___ Material provided ___
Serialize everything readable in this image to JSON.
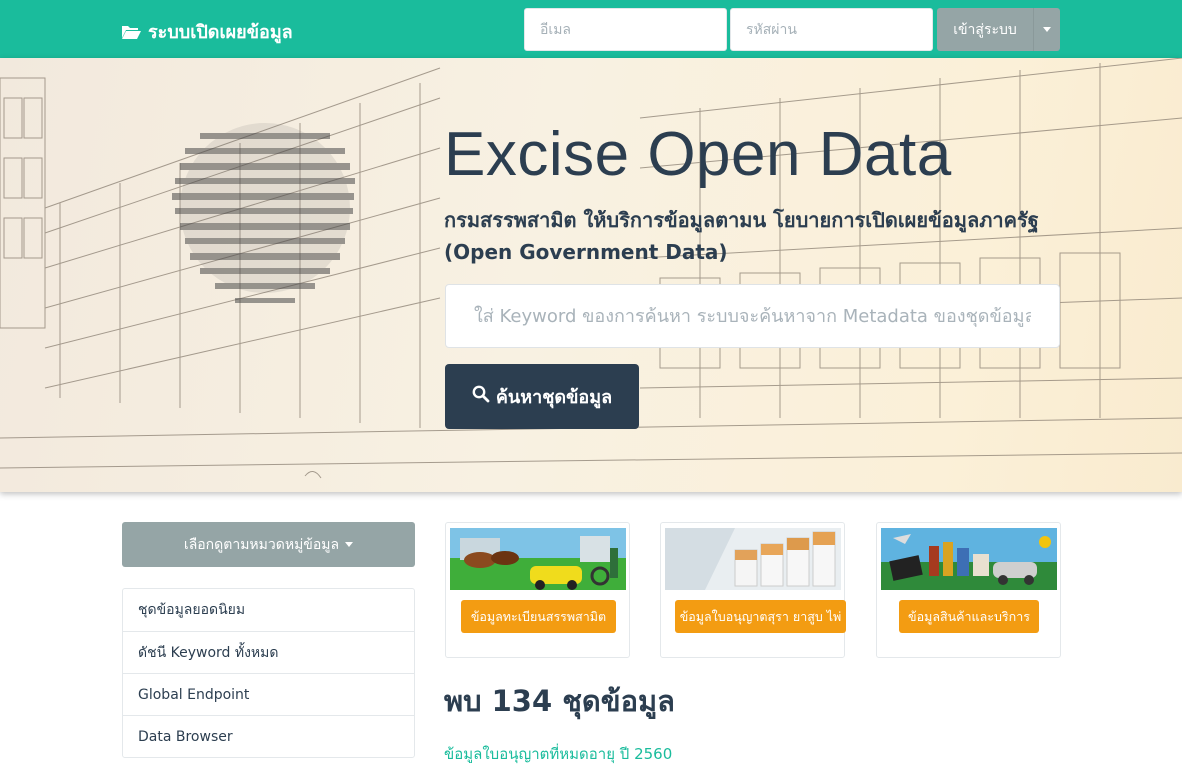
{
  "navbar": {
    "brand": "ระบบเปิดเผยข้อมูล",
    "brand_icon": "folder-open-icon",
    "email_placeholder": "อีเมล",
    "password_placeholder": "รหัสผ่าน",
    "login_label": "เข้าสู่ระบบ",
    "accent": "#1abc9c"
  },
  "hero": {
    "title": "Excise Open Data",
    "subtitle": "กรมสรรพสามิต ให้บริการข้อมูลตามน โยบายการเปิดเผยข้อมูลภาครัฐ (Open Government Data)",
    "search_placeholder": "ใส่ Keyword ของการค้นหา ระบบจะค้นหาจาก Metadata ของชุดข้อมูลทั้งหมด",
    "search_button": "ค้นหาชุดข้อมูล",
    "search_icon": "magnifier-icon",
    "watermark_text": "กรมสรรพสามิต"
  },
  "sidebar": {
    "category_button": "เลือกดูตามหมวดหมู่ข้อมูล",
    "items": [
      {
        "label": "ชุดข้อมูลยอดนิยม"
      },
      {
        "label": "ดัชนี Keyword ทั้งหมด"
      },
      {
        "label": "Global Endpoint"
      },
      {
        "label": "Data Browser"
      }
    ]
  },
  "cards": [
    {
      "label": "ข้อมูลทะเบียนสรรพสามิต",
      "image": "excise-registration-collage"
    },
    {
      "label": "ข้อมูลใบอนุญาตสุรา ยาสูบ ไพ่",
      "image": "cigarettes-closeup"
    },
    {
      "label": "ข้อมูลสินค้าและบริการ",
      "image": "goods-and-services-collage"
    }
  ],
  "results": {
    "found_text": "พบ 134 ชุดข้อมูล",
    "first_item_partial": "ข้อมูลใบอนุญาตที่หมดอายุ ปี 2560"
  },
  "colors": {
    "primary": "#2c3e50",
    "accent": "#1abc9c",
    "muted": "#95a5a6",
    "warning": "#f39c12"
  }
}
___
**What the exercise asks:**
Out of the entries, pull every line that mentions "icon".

**Written answer:**
    "brand_icon": "folder-open-icon",
    "search_icon": "magnifier-icon",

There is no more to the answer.